The following list might be embarrassing, but it is scientific because a track isn’t counted as “played” unless it plays completely to the end. (In my opinion, Apple should modify the software so that a track is counted as “played” if it’s, say, 90% complete, but that’s another matter).

So here are the top seven played albums that were released in 2007 (there wasn’t enough valid data to select ten full albums). Christmas is coming and each album would make a great gift for the geeky music-lover in your life.

  1. Kill To Get Crimson – Mark Knopfler (208 there were a total of song-plays from this album)
  2. Wincing The Night Away – The Shins (205)
  3. Raising Sand – Robert Plan and Alison Krauss (82)
  4. In Rainbows – Radiohead (68)
  5. Sound Of Silver – LCD Soundsystem (44)
  6. In Our Bedroom After The War – Stars (38)
  7. In Our Nature – José González (30)
PS – the accompanying image was touched-up using “Splashup“, a pretty incredible online image editing program.

Etymotic ER-6 Review

M got me these Etymotic ER-6 headphones about a year ago. I’ve been using them during my daily hour-long MTA commute ever since. They sound great. That is, if you don’t mind the “ear plug” design and if you can ignore the noise that is transmitted directly to your cranium when you walk or when you touch the cable. Despite these formidable cons, I really do like these earbuds and I don’t know how anyone can use those shoddy, wide-open earphones that come standard with popular MP3 players in noisy environments (except for while running or if they need something with which to block a drain).

This morning I was stranded standing next to a far-too-hip, iPhone-toting kid with sculpted sideburns and spiky hair who had his cheap white earbuds spewing Hot97 rips jammed up to “13”. The tinny, dentist-drill treble and flapping-in-the-wind bass were enough to drive me to plug my ears with the ER-6es and turn In Rainbows up to “4”. 

This is a plea to my fellow New Yorkers: if you’re going to splash out $400 for an ipod, please drop another $70 (or even $30 for altec lansing branded etymotics) on a decent set of plugs so that the noise stays in your own head and deafens you rather than those around you. (Thank you).


I went and saw Rush with a bunch of fellas (who else?) from work on Monday. The setlist was, as G described it, perfect. Geddy and the boys presented a very tongue-in-cheek show with intros by Bob and Doug and South Park. I have to hand it to Rush because they don’t play only crowd-pleasers… many of the songs from their new album are quite good. That said: Spirit of Radio was by far their finest moment. (Photo credit t4el. Note the chef basting rotisserie chickens in a Mashall-amp-like “henhouse” setup on the right side of the stage… I don’t know what it means, but it’s brilliant). Update: This is a very truncated version of Neil Peart’s drum solo, but very worth seeing.

Richard Thompson in Prospect Park

CIMG0675.JPGM and I went to see Richard Thompson Thursday night.
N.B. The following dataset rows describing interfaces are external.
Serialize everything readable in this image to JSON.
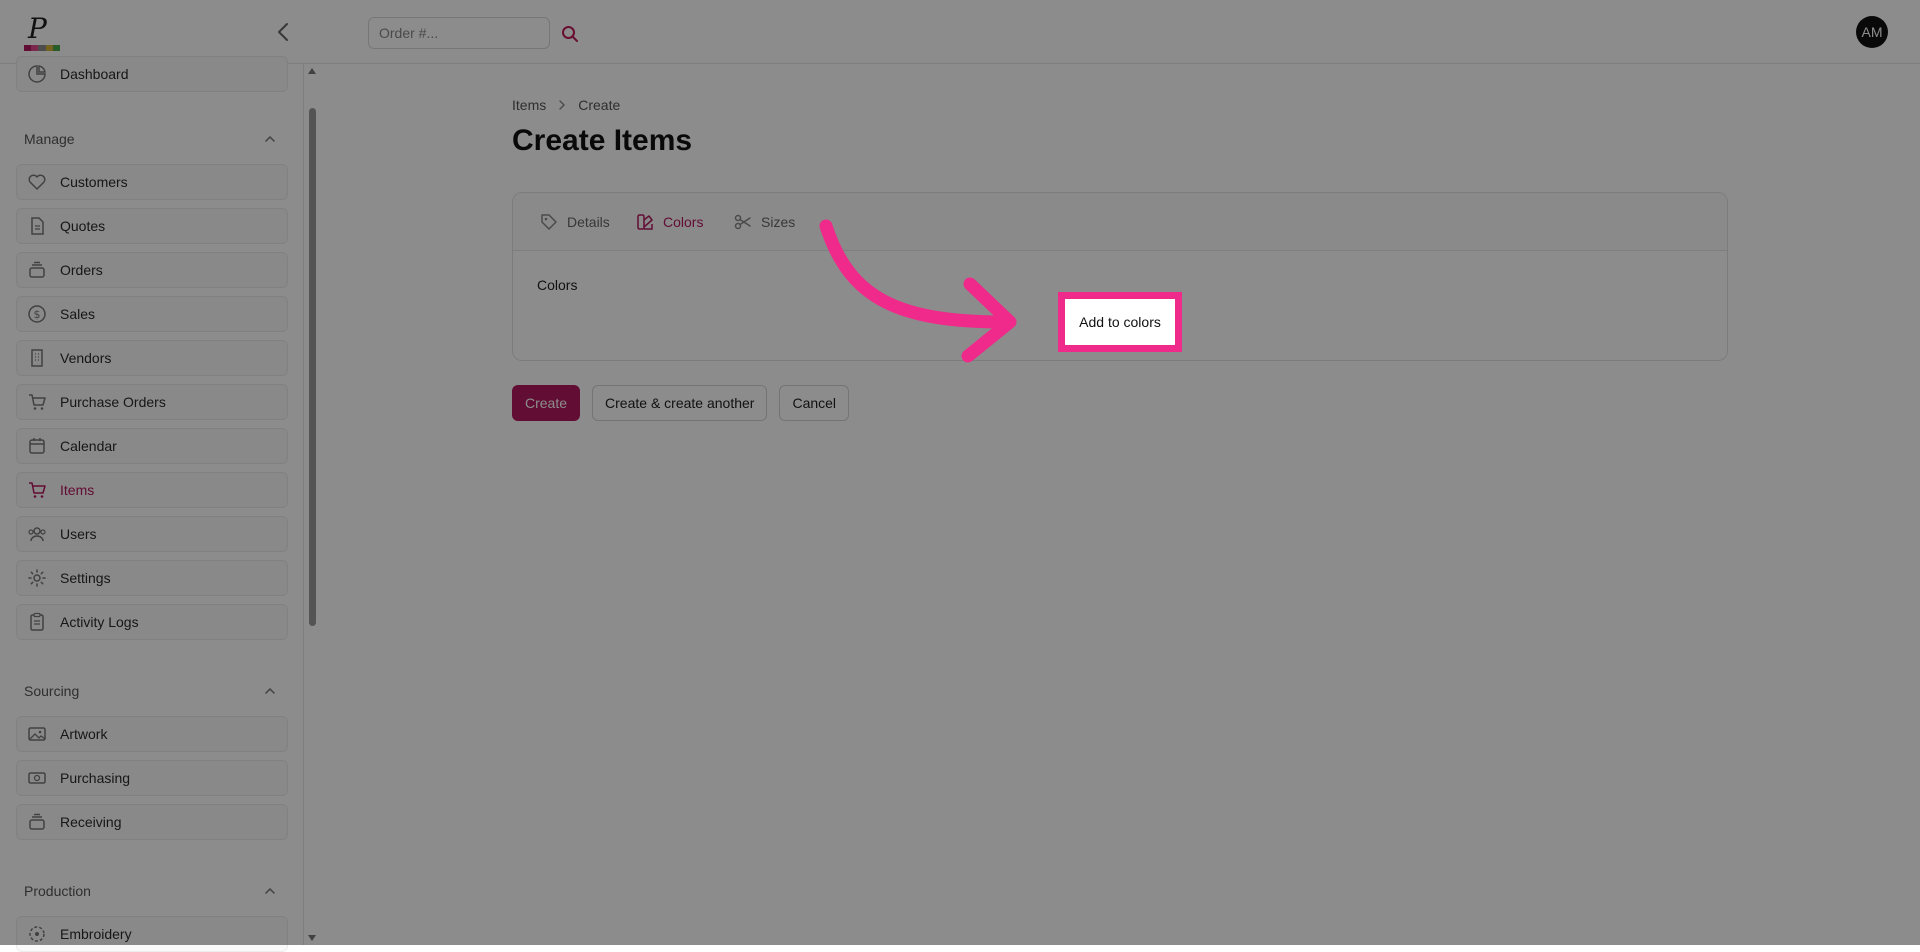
{
  "header": {
    "search_placeholder": "Order #...",
    "avatar_initials": "AM",
    "logo_colors": [
      "#b3185e",
      "#e04a8a",
      "#8b8b8b",
      "#d8b23a",
      "#4aa84a"
    ]
  },
  "sidebar": {
    "top_item": "Dashboard",
    "sections": [
      {
        "label": "Manage"
      },
      {
        "label": "Sourcing"
      },
      {
        "label": "Production"
      }
    ],
    "manage_items": [
      "Customers",
      "Quotes",
      "Orders",
      "Sales",
      "Vendors",
      "Purchase Orders",
      "Calendar",
      "Items",
      "Users",
      "Settings",
      "Activity Logs"
    ],
    "sourcing_items": [
      "Artwork",
      "Purchasing",
      "Receiving"
    ],
    "production_items": [
      "Embroidery"
    ],
    "active_item": "Items"
  },
  "breadcrumb": {
    "items": [
      "Items",
      "Create"
    ]
  },
  "page": {
    "title": "Create Items"
  },
  "tabs": [
    {
      "label": "Details",
      "icon": "tag-icon"
    },
    {
      "label": "Colors",
      "icon": "swatch-icon"
    },
    {
      "label": "Sizes",
      "icon": "scissors-icon"
    }
  ],
  "active_tab": "Colors",
  "form": {
    "colors_label": "Colors",
    "add_button_label": "Add to colors"
  },
  "actions": {
    "create": "Create",
    "create_another": "Create & create another",
    "cancel": "Cancel"
  },
  "colors": {
    "accent": "#b3185e",
    "highlight": "#f02a8a"
  }
}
Ollabelle opened. There were a couple of heavy squalls, but the show was great and Thompson (and the band) sounded incredible. I think I heard somewhere that Bob Boilen from All Songs Considered would be recording this show… I’ll let you know if I can find a link. Update: Turns out that NPR’s show was recorded the next night at the 9:30 Club in D.C., not at Prospect Park on Thursday (too bad… it sounded better out in the open). Visit NPR’s music site to hear a recording of the D.C. concert.